==== MATERIAL FOR THIS EXERCISE ====

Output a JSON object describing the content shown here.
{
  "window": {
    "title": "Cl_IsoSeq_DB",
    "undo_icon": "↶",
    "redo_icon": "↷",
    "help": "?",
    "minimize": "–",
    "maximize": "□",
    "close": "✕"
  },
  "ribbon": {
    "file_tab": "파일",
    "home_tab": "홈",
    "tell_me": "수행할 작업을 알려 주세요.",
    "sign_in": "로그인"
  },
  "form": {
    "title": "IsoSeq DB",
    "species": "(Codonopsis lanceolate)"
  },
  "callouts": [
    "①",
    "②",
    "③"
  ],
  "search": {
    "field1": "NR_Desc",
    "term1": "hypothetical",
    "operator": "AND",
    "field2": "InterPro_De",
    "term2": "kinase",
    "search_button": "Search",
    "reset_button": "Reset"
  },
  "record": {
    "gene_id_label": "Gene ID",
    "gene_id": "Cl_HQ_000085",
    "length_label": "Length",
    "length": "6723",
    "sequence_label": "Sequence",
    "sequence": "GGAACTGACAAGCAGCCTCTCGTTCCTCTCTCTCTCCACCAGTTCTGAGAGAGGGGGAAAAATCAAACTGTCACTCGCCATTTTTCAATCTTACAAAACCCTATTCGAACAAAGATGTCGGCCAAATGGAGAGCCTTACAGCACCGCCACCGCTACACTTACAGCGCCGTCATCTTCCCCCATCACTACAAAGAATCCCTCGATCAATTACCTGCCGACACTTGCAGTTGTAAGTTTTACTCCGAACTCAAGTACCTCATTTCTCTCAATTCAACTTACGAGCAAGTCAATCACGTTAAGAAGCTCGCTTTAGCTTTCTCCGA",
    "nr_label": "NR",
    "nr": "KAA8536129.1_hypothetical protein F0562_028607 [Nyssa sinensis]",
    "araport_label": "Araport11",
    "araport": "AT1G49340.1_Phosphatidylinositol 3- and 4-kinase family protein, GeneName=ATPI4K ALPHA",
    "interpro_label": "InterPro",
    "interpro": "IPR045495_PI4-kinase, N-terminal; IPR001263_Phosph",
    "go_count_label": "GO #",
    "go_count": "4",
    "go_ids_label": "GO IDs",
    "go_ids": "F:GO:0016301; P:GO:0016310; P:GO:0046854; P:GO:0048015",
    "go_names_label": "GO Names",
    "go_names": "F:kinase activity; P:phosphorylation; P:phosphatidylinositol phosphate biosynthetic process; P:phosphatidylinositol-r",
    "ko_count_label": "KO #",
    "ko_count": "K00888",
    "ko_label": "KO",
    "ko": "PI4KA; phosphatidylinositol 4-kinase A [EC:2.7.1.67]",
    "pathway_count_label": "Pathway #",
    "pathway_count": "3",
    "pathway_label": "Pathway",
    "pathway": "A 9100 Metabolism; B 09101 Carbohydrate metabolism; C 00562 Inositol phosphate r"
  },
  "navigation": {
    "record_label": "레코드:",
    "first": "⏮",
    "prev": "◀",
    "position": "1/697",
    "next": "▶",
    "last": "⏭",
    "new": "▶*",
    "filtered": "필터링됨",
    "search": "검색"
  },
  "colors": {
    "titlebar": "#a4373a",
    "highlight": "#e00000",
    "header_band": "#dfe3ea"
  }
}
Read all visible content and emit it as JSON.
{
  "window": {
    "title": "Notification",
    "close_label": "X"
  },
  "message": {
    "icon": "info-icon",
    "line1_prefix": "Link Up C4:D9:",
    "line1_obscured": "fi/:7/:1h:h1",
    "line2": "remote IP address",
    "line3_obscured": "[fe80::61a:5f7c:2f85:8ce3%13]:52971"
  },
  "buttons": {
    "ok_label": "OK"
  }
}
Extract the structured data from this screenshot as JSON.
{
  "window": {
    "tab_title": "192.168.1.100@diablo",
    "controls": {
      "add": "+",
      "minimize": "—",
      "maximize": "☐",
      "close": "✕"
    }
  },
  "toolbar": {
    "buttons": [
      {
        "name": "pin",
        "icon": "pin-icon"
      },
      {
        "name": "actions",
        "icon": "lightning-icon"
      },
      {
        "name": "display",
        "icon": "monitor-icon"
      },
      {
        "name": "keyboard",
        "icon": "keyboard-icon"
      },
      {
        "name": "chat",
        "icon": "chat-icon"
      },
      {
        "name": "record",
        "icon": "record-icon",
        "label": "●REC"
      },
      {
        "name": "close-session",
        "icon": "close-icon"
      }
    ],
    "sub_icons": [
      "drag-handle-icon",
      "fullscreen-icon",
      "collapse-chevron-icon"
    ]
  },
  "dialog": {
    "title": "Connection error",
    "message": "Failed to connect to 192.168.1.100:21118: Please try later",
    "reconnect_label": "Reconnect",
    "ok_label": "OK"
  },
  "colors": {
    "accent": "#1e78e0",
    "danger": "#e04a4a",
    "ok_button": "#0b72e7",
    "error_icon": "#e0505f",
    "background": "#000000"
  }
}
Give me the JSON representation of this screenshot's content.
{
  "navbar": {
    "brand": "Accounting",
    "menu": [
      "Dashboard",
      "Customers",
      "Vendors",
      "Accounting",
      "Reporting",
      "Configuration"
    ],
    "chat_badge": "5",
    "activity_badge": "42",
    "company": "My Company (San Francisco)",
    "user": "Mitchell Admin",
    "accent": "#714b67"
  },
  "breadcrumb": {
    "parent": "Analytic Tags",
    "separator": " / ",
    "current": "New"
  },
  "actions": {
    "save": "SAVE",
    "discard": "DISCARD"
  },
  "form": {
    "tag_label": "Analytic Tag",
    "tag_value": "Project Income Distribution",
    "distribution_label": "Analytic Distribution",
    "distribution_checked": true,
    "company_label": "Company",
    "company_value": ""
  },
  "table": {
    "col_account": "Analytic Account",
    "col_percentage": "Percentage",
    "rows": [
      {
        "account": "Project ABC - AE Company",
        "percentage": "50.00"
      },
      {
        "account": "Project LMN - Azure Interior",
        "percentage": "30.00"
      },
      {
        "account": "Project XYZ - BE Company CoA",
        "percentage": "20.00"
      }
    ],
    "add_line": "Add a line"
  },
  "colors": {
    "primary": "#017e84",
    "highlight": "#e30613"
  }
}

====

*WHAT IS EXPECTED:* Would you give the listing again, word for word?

*SOLVED PROBLEM:*
Output a JSON object describing the content shown here.
{
  "window": {
    "title": "Cl_IsoSeq_DB",
    "undo_icon": "↶",
    "redo_icon": "↷",
    "help": "?",
    "minimize": "–",
    "maximize": "□",
    "close": "✕"
  },
  "ribbon": {
    "file_tab": "파일",
    "home_tab": "홈",
    "tell_me": "수행할 작업을 알려 주세요.",
    "sign_in": "로그인"
  },
  "form": {
    "title": "IsoSeq DB",
    "species": "(Codonopsis lanceolate)"
  },
  "callouts": [
    "①",
    "②",
    "③"
  ],
  "search": {
    "field1": "NR_Desc",
    "term1": "hypothetical",
    "operator": "AND",
    "field2": "InterPro_De",
    "term2": "kinase",
    "search_button": "Search",
    "reset_button": "Reset"
  },
  "record": {
    "gene_id_label": "Gene ID",
    "gene_id": "Cl_HQ_000085",
    "length_label": "Length",
    "length": "6723",
    "sequence_label": "Sequence",
    "sequence": "GGAACTGACAAGCAGCCTCTCGTTCCTCTCTCTCTCCACCAGTTCTGAGAGAGGGGGAAAAATCAAACTGTCACTCGCCATTTTTCAATCTTACAAAACCCTATTCGAACAAAGATGTCGGCCAAATGGAGAGCCTTACAGCACCGCCACCGCTACACTTACAGCGCCGTCATCTTCCCCCATCACTACAAAGAATCCCTCGATCAATTACCTGCCGACACTTGCAGTTGTAAGTTTTACTCCGAACTCAAGTACCTCATTTCTCTCAATTCAACTTACGAGCAAGTCAATCACGTTAAGAAGCTCGCTTTAGCTTTCTCCGA",
    "nr_label": "NR",
    "nr": "KAA8536129.1_hypothetical protein F0562_028607 [Nyssa sinensis]",
    "araport_label": "Araport11",
    "araport": "AT1G49340.1_Phosphatidylinositol 3- and 4-kinase family protein, GeneName=ATPI4K ALPHA",
    "interpro_label": "InterPro",
    "interpro": "IPR045495_PI4-kinase, N-terminal; IPR001263_Phosph",
    "go_count_label": "GO #",
    "go_count": "4",
    "go_ids_label": "GO IDs",
    "go_ids": "F:GO:0016301; P:GO:0016310; P:GO:0046854; P:GO:0048015",
    "go_names_label": "GO Names",
    "go_names": "F:kinase activity; P:phosphorylation; P:phosphatidylinositol phosphate biosynthetic process; P:phosphatidylinositol-r",
    "ko_count_label": "KO #",
    "ko_count": "K00888",
    "ko_label": "KO",
    "ko": "PI4KA; phosphatidylinositol 4-kinase A [EC:2.7.1.67]",
    "pathway_count_label": "Pathway #",
    "pathway_count": "3",
    "pathway_label": "Pathway",
    "pathway": "A 9100 Metabolism; B 09101 Carbohydrate metabolism; C 00562 Inositol phosphate r"
  },
  "navigation": {
    "record_label": "레코드:",
    "first": "⏮",
    "prev": "◀",
    "position": "1/697",
    "next": "▶",
    "last": "⏭",
    "new": "▶*",
    "filtered": "필터링됨",
    "search": "검색"
  },
  "colors": {
    "titlebar": "#a4373a",
    "highlight": "#e00000",
    "header_band": "#dfe3ea"
  }
}
Read all visible content and emit it as JSON.
{
  "window": {
    "title": "Notification",
    "close_label": "X"
  },
  "message": {
    "icon": "info-icon",
    "line1_prefix": "Link Up C4:D9:",
    "line1_obscured": "fi/:7/:1h:h1",
    "line2": "remote IP address",
    "line3_obscured": "[fe80::61a:5f7c:2f85:8ce3%13]:52971"
  },
  "buttons": {
    "ok_label": "OK"
  }
}
Extract the structured data from this screenshot as JSON.
{
  "window": {
    "tab_title": "192.168.1.100@diablo",
    "controls": {
      "add": "+",
      "minimize": "—",
      "maximize": "☐",
      "close": "✕"
    }
  },
  "toolbar": {
    "buttons": [
      {
        "name": "pin",
        "icon": "pin-icon"
      },
      {
        "name": "actions",
        "icon": "lightning-icon"
      },
      {
        "name": "display",
        "icon": "monitor-icon"
      },
      {
        "name": "keyboard",
        "icon": "keyboard-icon"
      },
      {
        "name": "chat",
        "icon": "chat-icon"
      },
      {
        "name": "record",
        "icon": "record-icon",
        "label": "●REC"
      },
      {
        "name": "close-session",
        "icon": "close-icon"
      }
    ],
    "sub_icons": [
      "drag-handle-icon",
      "fullscreen-icon",
      "collapse-chevron-icon"
    ]
  },
  "dialog": {
    "title": "Connection error",
    "message": "Failed to connect to 192.168.1.100:21118: Please try later",
    "reconnect_label": "Reconnect",
    "ok_label": "OK"
  },
  "colors": {
    "accent": "#1e78e0",
    "danger": "#e04a4a",
    "ok_button": "#0b72e7",
    "error_icon": "#e0505f",
    "background": "#000000"
  }
}
Give me the JSON representation of this screenshot's content.
{
  "navbar": {
    "brand": "Accounting",
    "menu": [
      "Dashboard",
      "Customers",
      "Vendors",
      "Accounting",
      "Reporting",
      "Configuration"
    ],
    "chat_badge": "5",
    "activity_badge": "42",
    "company": "My Company (San Francisco)",
    "user": "Mitchell Admin",
    "accent": "#714b67"
  },
  "breadcrumb": {
    "parent": "Analytic Tags",
    "separator": " / ",
    "current": "New"
  },
  "actions": {
    "save": "SAVE",
    "discard": "DISCARD"
  },
  "form": {
    "tag_label": "Analytic Tag",
    "tag_value": "Project Income Distribution",
    "distribution_label": "Analytic Distribution",
    "distribution_checked": true,
    "company_label": "Company",
    "company_value": ""
  },
  "table": {
    "col_account": "Analytic Account",
    "col_percentage": "Percentage",
    "rows": [
      {
        "account": "Project ABC - AE Company",
        "percentage": "50.00"
      },
      {
        "account": "Project LMN - Azure Interior",
        "percentage": "30.00"
      },
      {
        "account": "Project XYZ - BE Company CoA",
        "percentage": "20.00"
      }
    ],
    "add_line": "Add a line"
  },
  "colors": {
    "primary": "#017e84",
    "highlight": "#e30613"
  }
}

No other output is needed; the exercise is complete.